|Description:||The man’s left chest depicted here, revealed the presence of a large lesion that was attributed to his condition, which in this case, was the tubercular form of leprosy, caused by the bacterium, Mycobacterium leprae. This form of the disease is characterized by the presence of asymmetrically-distributed solitary skin lesions, and under the newer World Health Organization (WHO) standards, this type of leprosy is classified as paucibacillary (PB), leprosy.|
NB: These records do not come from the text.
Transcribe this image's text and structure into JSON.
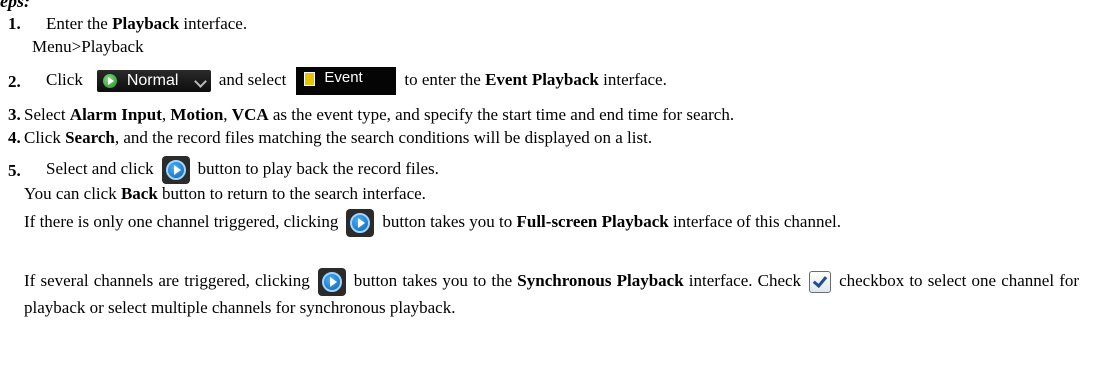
{
  "heading": "eps:",
  "steps": [
    {
      "num": "1.",
      "text_a": "Enter the ",
      "bold_a": "Playback",
      "text_b": " interface.",
      "sub": "Menu>Playback"
    },
    {
      "num": "2.",
      "text_a": "Click",
      "normal_label": "Normal",
      "text_b": "and select",
      "event_label": "Event",
      "text_c": "to enter the ",
      "bold_a": "Event Playback",
      "text_d": " interface."
    },
    {
      "num": "3.",
      "text_a": "Select ",
      "bold_a": "Alarm Input",
      "text_b": ", ",
      "bold_b": "Motion",
      "text_c": ", ",
      "bold_c": "VCA",
      "text_d": " as the event type, and specify the start time and end time for search."
    },
    {
      "num": "4.",
      "text_a": "Click ",
      "bold_a": "Search",
      "text_b": ", and the record files matching the search conditions will be displayed on a list."
    },
    {
      "num": "5.",
      "text_a": "Select and click",
      "text_b": "button to play back the record files."
    }
  ],
  "notes": {
    "back": {
      "text_a": "You can click ",
      "bold_a": "Back",
      "text_b": " button to return to the search interface."
    },
    "one_channel": {
      "text_a": "If there is only one channel triggered, clicking",
      "text_b": "button takes you to ",
      "bold_a": "Full-screen Playback",
      "text_c": " interface of this channel."
    },
    "several": {
      "text_a": "If several channels are triggered, clicking",
      "text_b": "button takes you to the ",
      "bold_a": "Synchronous Playback",
      "text_c": " interface. Check",
      "text_d": "checkbox to select one channel for playback or select multiple channels for synchronous playback."
    }
  }
}
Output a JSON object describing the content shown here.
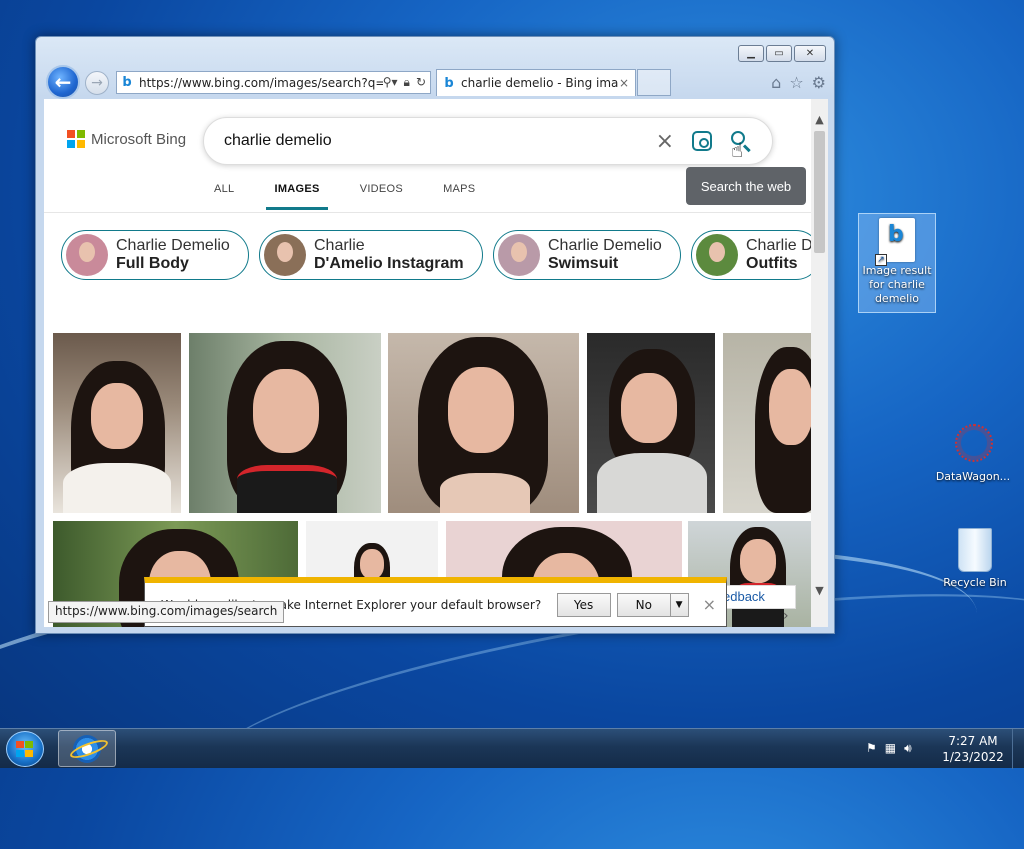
{
  "browser": {
    "address": "https://www.bing.com/images/search?q=",
    "tab_title": "charlie demelio - Bing ima...",
    "tab_close": "×",
    "back_glyph": "←",
    "forward_glyph": "→"
  },
  "bing": {
    "logo_text": "Microsoft Bing",
    "search_value": "charlie demelio",
    "tooltip": "Search the web",
    "nav_tabs": [
      "ALL",
      "IMAGES",
      "VIDEOS",
      "MAPS"
    ],
    "active_tab": "IMAGES",
    "chips": [
      {
        "line1": "Charlie Demelio",
        "line2": "Full Body"
      },
      {
        "line1": "Charlie",
        "line2": "D'Amelio Instagram"
      },
      {
        "line1": "Charlie Demelio",
        "line2": "Swimsuit"
      },
      {
        "line1": "Charlie De",
        "line2": "Outfits"
      }
    ],
    "feedback_label": "edback"
  },
  "notification": {
    "message": "Would you like to make Internet Explorer your default browser?",
    "yes_label": "Yes",
    "no_label": "No",
    "close_glyph": "×"
  },
  "status_url": "https://www.bing.com/images/search",
  "desktop": {
    "icons": [
      {
        "label": "Image result for charlie demelio"
      },
      {
        "label": "DataWagon..."
      },
      {
        "label": "Recycle Bin"
      }
    ]
  },
  "taskbar": {
    "time": "7:27 AM",
    "date": "1/23/2022"
  },
  "colors": {
    "accent": "#117a8b",
    "ms_red": "#f25022",
    "ms_green": "#7fba00",
    "ms_blue": "#00a4ef",
    "ms_yellow": "#ffb900",
    "notif_bar": "#f0b400"
  }
}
A chronic infectious disease, leprosy usually affects the skin and peripheral nerves, but has a wide range of possible clinical manifestations. Patients are classified as having paucibacillary or multibacillary Hansen's disease. Paucibacillary Hansen's disease, which was the case here, is milder and characterized by one or more hypopigmented skin macules. Multibacillary Hansen's disease (see PHIL 15454 – 15459) is associated with symmetric skin lesions, nodules, plaques, thickened dermis, and frequent involvement of the nasal mucosa resulting in nasal congestion and epistaxis.